On Fri, Aug 16, 2019 at 6:01 AM Paul St George <email at paulstgeorge.com> wrote:
>
> Can someone please tell me how to get the absolute path to a file? I
> have tried os.path.abspath. In the code below I have a problem in the
> final line (15).
>
> #
> |import bpy||
> ||import os||
> ||
> ||texture_list = []||
> ||
> ||with open(os.path.splitext(bpy.data.filepath)[0] + ".txt", "w") as
> outstream:||
> ||
> ||
> || for obj in bpy.context.scene.objects:||
> ||    for s in obj.material_slots:||
> ||        if s.material and s.material.use_nodes:||
> ||            for n in s.material.node_tree.nodes:||
> ||                if n.type == 'TEX_IMAGE':||
> ||                    texture_list += [n.image]||
> ||print(obj.name,'uses',n.image.name,'saved at',n.image.filepath, 'which
> is at', os.path.abspath(n.image.filepath), file=outstream)||
> |#
>
> This gives me:
> ---Plane uses image01.tif saved at //image01.tif which is at //image01.tif
> ---Plane uses image02.tif saved at //../images/image02.tif which is at
> //images/image02.tif
>
> But I want an absolute path such as:
> ---Plane uses image01.tif saved at /Users/Lion/Desktop/test8/image01.tif
> ---Plane uses image02.tif saved at /Users/Lion/Desktop/images/image02.tif
>
> If it is relevant, my files are on a Mac. Hence the escaped forward slash.
>

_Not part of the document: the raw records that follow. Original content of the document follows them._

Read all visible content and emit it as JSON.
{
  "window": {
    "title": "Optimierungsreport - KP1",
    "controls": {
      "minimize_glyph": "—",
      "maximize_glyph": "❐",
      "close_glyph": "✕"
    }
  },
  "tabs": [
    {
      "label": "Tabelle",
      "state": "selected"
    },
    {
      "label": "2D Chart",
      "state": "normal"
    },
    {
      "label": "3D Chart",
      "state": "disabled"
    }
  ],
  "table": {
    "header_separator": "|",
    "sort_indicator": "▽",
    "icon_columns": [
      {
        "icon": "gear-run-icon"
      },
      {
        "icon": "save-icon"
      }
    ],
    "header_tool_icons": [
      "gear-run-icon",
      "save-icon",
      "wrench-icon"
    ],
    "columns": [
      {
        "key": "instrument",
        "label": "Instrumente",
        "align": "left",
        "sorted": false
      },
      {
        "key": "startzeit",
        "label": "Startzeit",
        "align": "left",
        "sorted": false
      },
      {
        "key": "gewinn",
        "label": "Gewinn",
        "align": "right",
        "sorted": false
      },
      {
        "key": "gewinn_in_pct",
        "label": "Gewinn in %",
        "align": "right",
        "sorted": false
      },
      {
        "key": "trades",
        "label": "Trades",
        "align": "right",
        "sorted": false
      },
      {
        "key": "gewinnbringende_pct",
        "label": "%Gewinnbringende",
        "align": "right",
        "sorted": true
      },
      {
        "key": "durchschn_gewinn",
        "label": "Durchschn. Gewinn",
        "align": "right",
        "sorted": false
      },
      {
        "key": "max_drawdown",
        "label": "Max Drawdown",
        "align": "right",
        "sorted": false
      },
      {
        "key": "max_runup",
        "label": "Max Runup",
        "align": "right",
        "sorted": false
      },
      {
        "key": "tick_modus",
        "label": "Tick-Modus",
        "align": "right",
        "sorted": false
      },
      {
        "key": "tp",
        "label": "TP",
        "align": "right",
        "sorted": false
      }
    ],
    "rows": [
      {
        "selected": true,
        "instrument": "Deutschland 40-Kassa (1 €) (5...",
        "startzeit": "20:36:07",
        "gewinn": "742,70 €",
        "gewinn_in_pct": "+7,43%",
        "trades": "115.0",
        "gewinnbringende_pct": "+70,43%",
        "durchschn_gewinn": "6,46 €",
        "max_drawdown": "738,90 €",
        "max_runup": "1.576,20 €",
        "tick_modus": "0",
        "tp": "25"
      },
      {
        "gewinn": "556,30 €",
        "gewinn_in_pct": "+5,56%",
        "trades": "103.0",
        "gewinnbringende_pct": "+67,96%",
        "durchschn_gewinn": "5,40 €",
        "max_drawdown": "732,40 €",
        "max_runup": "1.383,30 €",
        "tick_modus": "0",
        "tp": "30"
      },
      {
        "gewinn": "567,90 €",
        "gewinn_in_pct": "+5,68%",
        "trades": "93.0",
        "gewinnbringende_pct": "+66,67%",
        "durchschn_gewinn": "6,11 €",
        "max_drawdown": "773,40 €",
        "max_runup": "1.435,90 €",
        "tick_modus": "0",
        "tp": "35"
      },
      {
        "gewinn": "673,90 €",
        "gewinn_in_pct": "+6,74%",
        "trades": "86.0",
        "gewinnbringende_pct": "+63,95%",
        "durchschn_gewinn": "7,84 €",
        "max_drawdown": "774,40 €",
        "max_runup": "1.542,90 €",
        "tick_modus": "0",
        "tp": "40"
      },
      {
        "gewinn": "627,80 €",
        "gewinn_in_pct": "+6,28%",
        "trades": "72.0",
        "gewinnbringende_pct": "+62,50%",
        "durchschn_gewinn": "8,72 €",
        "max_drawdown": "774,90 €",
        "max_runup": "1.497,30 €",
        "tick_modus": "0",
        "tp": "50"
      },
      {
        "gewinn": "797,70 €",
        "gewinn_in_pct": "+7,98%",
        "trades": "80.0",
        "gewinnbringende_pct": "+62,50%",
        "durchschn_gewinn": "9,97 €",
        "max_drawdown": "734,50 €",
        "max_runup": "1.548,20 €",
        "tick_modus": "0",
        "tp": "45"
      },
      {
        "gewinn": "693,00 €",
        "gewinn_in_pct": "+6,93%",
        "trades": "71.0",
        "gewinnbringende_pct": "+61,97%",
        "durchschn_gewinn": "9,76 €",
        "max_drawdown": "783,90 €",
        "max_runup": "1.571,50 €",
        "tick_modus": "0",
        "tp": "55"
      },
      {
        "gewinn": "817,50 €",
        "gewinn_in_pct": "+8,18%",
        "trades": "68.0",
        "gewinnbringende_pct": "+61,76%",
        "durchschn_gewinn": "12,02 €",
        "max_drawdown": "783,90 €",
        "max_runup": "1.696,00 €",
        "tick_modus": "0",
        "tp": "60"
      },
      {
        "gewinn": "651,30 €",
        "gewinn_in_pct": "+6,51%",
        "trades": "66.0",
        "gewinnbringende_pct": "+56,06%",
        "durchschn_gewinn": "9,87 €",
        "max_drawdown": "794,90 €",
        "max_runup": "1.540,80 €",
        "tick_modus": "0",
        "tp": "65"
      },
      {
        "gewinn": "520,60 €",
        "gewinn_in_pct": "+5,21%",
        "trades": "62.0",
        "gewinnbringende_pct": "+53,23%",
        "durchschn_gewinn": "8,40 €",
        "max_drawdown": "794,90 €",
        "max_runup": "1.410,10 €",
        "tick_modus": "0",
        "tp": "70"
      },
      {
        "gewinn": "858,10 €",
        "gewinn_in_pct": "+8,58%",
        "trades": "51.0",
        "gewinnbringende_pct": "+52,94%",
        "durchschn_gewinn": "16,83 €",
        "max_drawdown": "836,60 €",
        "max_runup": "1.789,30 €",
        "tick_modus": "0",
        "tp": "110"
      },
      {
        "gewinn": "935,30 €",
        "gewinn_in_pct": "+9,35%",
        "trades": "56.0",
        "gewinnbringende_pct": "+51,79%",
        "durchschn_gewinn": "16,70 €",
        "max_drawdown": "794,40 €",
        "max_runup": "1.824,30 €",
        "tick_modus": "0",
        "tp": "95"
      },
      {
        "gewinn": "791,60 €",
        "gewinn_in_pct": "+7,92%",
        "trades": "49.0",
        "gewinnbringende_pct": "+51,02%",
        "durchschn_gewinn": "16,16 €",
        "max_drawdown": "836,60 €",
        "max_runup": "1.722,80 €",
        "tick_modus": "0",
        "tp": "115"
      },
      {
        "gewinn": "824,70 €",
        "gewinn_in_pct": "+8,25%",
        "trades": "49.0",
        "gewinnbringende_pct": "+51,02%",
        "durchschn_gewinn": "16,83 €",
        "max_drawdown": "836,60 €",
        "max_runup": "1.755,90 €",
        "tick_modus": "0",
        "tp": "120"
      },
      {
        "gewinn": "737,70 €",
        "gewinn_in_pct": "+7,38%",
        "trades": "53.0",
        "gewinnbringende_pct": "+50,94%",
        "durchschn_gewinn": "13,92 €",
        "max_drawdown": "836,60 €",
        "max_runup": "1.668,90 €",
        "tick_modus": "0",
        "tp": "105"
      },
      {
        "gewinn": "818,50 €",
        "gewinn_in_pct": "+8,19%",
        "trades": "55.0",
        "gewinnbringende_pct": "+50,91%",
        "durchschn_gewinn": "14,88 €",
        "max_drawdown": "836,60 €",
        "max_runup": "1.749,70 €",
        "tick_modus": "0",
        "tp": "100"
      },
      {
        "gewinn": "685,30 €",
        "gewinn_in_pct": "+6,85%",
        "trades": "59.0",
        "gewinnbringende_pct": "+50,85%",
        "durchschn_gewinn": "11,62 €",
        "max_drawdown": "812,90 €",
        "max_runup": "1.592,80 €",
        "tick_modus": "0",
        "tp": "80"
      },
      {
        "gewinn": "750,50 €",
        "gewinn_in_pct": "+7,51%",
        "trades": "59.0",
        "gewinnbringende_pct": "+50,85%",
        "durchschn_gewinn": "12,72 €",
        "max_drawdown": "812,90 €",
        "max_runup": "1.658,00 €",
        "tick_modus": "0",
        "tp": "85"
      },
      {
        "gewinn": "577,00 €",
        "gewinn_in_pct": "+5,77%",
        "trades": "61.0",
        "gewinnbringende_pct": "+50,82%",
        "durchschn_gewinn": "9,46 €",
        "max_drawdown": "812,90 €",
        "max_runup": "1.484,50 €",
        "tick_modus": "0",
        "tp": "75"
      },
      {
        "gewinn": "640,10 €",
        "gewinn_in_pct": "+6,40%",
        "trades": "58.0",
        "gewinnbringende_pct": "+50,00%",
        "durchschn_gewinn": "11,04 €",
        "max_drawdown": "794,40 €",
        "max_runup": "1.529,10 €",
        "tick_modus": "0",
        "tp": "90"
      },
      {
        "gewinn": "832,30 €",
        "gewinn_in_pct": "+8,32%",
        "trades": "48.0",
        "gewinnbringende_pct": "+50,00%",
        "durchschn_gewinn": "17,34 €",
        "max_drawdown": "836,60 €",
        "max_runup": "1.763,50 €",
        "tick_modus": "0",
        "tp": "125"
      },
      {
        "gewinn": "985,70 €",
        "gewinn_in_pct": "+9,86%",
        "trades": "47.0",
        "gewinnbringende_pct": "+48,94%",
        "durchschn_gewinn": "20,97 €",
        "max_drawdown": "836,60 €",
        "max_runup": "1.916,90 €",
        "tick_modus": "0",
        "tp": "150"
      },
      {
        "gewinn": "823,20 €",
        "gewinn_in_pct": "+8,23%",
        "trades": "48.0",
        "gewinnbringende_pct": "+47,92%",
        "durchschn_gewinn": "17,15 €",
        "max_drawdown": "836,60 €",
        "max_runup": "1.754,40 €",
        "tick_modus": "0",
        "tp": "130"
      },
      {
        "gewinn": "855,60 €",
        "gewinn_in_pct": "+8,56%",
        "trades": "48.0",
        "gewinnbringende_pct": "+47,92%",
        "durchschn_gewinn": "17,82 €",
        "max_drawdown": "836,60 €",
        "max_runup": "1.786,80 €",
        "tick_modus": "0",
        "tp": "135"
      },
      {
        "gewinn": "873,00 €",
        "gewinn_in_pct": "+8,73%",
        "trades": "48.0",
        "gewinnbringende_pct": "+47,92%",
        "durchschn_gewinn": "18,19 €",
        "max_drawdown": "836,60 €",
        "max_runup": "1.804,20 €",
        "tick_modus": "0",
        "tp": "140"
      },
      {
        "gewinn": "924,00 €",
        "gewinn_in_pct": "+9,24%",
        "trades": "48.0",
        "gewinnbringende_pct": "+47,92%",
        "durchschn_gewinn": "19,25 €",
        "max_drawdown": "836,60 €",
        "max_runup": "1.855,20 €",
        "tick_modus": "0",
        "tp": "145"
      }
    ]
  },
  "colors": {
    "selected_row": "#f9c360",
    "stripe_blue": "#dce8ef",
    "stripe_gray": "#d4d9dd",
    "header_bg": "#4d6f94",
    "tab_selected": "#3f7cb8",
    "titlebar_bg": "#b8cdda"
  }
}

I don't understand the meaning of "escaped forward slash". What does
that mean, and how does it affect your path names?

-- not a Mac person --

ChrisA